-------- DATA LISTING

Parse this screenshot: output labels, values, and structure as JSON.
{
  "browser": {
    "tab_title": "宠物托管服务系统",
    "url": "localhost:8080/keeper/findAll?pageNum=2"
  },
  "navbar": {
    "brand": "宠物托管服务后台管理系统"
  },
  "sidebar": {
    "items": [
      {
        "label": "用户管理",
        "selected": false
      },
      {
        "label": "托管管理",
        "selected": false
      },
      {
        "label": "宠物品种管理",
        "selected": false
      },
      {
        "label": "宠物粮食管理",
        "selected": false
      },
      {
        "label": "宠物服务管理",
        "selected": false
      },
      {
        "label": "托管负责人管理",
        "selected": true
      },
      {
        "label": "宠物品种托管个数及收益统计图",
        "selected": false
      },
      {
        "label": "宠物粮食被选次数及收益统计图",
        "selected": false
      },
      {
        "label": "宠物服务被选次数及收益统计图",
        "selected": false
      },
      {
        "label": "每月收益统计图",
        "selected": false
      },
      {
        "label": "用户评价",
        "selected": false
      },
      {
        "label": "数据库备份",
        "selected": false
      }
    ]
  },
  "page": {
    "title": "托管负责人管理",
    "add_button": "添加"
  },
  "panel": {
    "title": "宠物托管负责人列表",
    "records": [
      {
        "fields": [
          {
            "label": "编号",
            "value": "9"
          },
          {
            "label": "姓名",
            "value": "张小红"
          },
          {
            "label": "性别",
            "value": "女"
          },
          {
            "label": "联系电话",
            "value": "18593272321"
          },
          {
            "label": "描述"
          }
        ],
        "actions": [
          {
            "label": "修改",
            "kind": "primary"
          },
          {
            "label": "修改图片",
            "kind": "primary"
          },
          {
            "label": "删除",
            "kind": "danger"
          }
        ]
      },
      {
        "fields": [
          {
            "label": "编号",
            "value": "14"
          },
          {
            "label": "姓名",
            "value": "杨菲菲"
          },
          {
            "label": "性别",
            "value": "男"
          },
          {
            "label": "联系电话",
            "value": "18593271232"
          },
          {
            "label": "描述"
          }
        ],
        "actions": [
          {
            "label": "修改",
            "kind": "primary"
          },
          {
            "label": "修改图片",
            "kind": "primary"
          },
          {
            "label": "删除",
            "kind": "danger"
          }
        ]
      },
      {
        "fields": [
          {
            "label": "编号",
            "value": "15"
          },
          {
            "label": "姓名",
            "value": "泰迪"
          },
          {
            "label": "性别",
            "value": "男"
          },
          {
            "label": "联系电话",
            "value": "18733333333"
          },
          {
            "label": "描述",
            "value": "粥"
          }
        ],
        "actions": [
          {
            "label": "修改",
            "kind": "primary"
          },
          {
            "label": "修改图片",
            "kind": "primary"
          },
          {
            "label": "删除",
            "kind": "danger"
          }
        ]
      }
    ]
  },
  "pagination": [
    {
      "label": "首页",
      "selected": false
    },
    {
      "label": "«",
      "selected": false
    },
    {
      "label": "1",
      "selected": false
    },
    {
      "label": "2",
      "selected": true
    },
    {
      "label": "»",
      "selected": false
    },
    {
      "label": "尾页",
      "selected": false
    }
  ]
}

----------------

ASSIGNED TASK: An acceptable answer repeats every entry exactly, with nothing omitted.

SOLUTION TO THIS TASK:
Parse this screenshot: output labels, values, and structure as JSON.
{
  "browser": {
    "tab_title": "宠物托管服务系统",
    "url": "localhost:8080/keeper/findAll?pageNum=2"
  },
  "navbar": {
    "brand": "宠物托管服务后台管理系统"
  },
  "sidebar": {
    "items": [
      {
        "label": "用户管理",
        "selected": false
      },
      {
        "label": "托管管理",
        "selected": false
      },
      {
        "label": "宠物品种管理",
        "selected": false
      },
      {
        "label": "宠物粮食管理",
        "selected": false
      },
      {
        "label": "宠物服务管理",
        "selected": false
      },
      {
        "label": "托管负责人管理",
        "selected": true
      },
      {
        "label": "宠物品种托管个数及收益统计图",
        "selected": false
      },
      {
        "label": "宠物粮食被选次数及收益统计图",
        "selected": false
      },
      {
        "label": "宠物服务被选次数及收益统计图",
        "selected": false
      },
      {
        "label": "每月收益统计图",
        "selected": false
      },
      {
        "label": "用户评价",
        "selected": false
      },
      {
        "label": "数据库备份",
        "selected": false
      }
    ]
  },
  "page": {
    "title": "托管负责人管理",
    "add_button": "添加"
  },
  "panel": {
    "title": "宠物托管负责人列表",
    "records": [
      {
        "fields": [
          {
            "label": "编号",
            "value": "9"
          },
          {
            "label": "姓名",
            "value": "张小红"
          },
          {
            "label": "性别",
            "value": "女"
          },
          {
            "label": "联系电话",
            "value": "18593272321"
          },
          {
            "label": "描述"
          }
        ],
        "actions": [
          {
            "label": "修改",
            "kind": "primary"
          },
          {
            "label": "修改图片",
            "kind": "primary"
          },
          {
            "label": "删除",
            "kind": "danger"
          }
        ]
      },
      {
        "fields": [
          {
            "label": "编号",
            "value": "14"
          },
          {
            "label": "姓名",
            "value": "杨菲菲"
          },
          {
            "label": "性别",
            "value": "男"
          },
          {
            "label": "联系电话",
            "value": "18593271232"
          },
          {
            "label": "描述"
          }
        ],
        "actions": [
          {
            "label": "修改",
            "kind": "primary"
          },
          {
            "label": "修改图片",
            "kind": "primary"
          },
          {
            "label": "删除",
            "kind": "danger"
          }
        ]
      },
      {
        "fields": [
          {
            "label": "编号",
            "value": "15"
          },
          {
            "label": "姓名",
            "value": "泰迪"
          },
          {
            "label": "性别",
            "value": "男"
          },
          {
            "label": "联系电话",
            "value": "18733333333"
          },
          {
            "label": "描述",
            "value": "粥"
          }
        ],
        "actions": [
          {
            "label": "修改",
            "kind": "primary"
          },
          {
            "label": "修改图片",
            "kind": "primary"
          },
          {
            "label": "删除",
            "kind": "danger"
          }
        ]
      }
    ]
  },
  "pagination": [
    {
      "label": "首页",
      "selected": false
    },
    {
      "label": "«",
      "selected": false
    },
    {
      "label": "1",
      "selected": false
    },
    {
      "label": "2",
      "selected": true
    },
    {
      "label": "»",
      "selected": false
    },
    {
      "label": "尾页",
      "selected": false
    }
  ]
}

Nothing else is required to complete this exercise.